Doggone/GA

January 28th, 2011
2:40 pm

“Yes, but it still *bleeping* rocks!”

Well, if you like it…maybe it does. It’s not one of my favorites.

Doggone/GA

January 28th, 2011
2:41 pm

I would suggest “Desert Rose”

TaxPayer

January 28th, 2011
2:41 pm

If the people over there with the oil want to sell it bad enough on the free market, they’ll find a way to get it to market and we can be there waiting to buy it, or not. Personally, I’d just as soon do business with someone building solar cells and batteries. In the long run, that would be the more cost-effective approach for the end user.

BADA BING

January 28th, 2011
2:45 pm

And Mubarak spake ” Pharaoh, Let my People Go”. Oh wait, I’m the Pharaoh….Never mind!

Joe the Plutocrat

January 28th, 2011
2:50 pm

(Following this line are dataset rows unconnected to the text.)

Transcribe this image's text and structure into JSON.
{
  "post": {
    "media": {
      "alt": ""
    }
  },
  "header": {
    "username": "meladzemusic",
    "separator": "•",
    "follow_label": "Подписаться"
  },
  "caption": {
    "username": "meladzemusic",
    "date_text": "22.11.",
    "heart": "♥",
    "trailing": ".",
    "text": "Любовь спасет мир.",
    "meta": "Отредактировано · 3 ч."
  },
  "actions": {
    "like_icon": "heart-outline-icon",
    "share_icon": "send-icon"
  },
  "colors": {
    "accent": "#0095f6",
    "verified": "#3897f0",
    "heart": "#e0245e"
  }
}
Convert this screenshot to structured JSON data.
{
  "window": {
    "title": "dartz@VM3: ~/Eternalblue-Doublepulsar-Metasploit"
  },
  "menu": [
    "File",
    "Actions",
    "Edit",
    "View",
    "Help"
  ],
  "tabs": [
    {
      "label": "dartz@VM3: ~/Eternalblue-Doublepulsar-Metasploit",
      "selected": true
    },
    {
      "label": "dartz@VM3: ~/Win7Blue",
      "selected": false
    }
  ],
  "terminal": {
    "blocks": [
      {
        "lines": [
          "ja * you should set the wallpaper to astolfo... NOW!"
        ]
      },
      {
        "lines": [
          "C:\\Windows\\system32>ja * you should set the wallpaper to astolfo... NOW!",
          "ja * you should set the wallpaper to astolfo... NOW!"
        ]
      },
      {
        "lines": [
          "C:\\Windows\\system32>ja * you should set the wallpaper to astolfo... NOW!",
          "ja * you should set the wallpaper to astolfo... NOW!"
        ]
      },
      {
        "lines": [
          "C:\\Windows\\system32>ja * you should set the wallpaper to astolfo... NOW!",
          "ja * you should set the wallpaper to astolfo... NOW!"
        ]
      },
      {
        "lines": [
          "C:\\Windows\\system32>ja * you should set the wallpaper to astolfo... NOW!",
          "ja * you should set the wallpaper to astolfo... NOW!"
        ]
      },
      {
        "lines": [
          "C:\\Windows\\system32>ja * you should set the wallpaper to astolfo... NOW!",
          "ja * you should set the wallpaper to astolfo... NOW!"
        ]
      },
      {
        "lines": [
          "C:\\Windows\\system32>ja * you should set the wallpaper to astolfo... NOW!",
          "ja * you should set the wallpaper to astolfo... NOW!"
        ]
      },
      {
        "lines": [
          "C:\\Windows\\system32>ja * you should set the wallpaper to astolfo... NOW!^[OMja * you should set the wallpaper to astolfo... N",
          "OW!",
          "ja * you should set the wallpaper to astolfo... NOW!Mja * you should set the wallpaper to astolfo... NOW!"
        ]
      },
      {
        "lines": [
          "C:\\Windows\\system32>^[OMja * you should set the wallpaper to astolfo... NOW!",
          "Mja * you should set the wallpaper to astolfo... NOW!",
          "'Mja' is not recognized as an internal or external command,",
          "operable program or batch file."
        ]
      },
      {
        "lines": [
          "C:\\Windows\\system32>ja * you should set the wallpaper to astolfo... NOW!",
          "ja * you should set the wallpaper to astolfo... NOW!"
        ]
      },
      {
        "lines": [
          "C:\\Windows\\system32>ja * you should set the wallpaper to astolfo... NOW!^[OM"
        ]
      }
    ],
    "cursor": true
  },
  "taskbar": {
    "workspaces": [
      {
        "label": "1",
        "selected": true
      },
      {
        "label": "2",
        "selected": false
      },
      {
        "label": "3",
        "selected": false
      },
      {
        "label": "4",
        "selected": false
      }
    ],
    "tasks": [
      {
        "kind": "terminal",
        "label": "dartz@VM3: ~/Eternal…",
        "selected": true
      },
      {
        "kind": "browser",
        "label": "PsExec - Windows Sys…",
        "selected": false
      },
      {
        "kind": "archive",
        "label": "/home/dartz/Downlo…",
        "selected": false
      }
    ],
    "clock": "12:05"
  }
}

Li’l barry b; didn’t take you for a Clash fan. but what do you think of Washington Bullets? “…if you can find an Afgan rebel that the Moscow bullets missed, ask what thinks of voting Communist? ask the Dali Lama in the hills of Tibet, how many monks did the Chinese get? in a war torn swamp, stop any mercernary in check the British bullets in his armory…” FYI, Strummer, a self-avowed “hippie” and “left-wiger” said of “Rock the Casbah”; “…there is no humanity in fanaticism.” needless to say, he did not endorse the use of his song by Armed Forces Radio during the first Persian Gulf War. check out “The Future is Unwritten: The Joe Strummer Story” sometime.

carlosgvv

January 28th, 2011
2:50 pm

Bosch

But….but….but what if Egypt has weapons of mass destruction?

Doggone/GA

January 28th, 2011
2:50 pm

“And Mubarak spake ” Pharaoh, Let my People Go”. Oh wait, I’m the Pharaoh….Never mind!”

Shouldn’t that be ElBaradei saying that?

carlosgvv

January 28th, 2011
2:52 pm

Joe the Plutocrat

I agree with what you say. I just don’t see what it has to do with what I said.

BADA BING

January 28th, 2011
2:54 pm

With all the aid money we are giving Egypt, is the gov’t sure that they are not involved in some type of pyramid scheme?

Bosch

January 28th, 2011
2:56 pm

carlos,

I’ve never been one to think that the lives of 5000 service men and women and the destruction our economy is worth a “what if.” Know what I mean?

stands for decibels

January 28th, 2011
3:00 pm

With all the aid money we are giving Egypt, is the gov’t sure that they are not involved in some type of pyramid scheme?

[rimshot]

BADA BING

January 28th, 2011
3:00 pm

Jay, are the Egytian troops using frickin’ lasers on the rioters?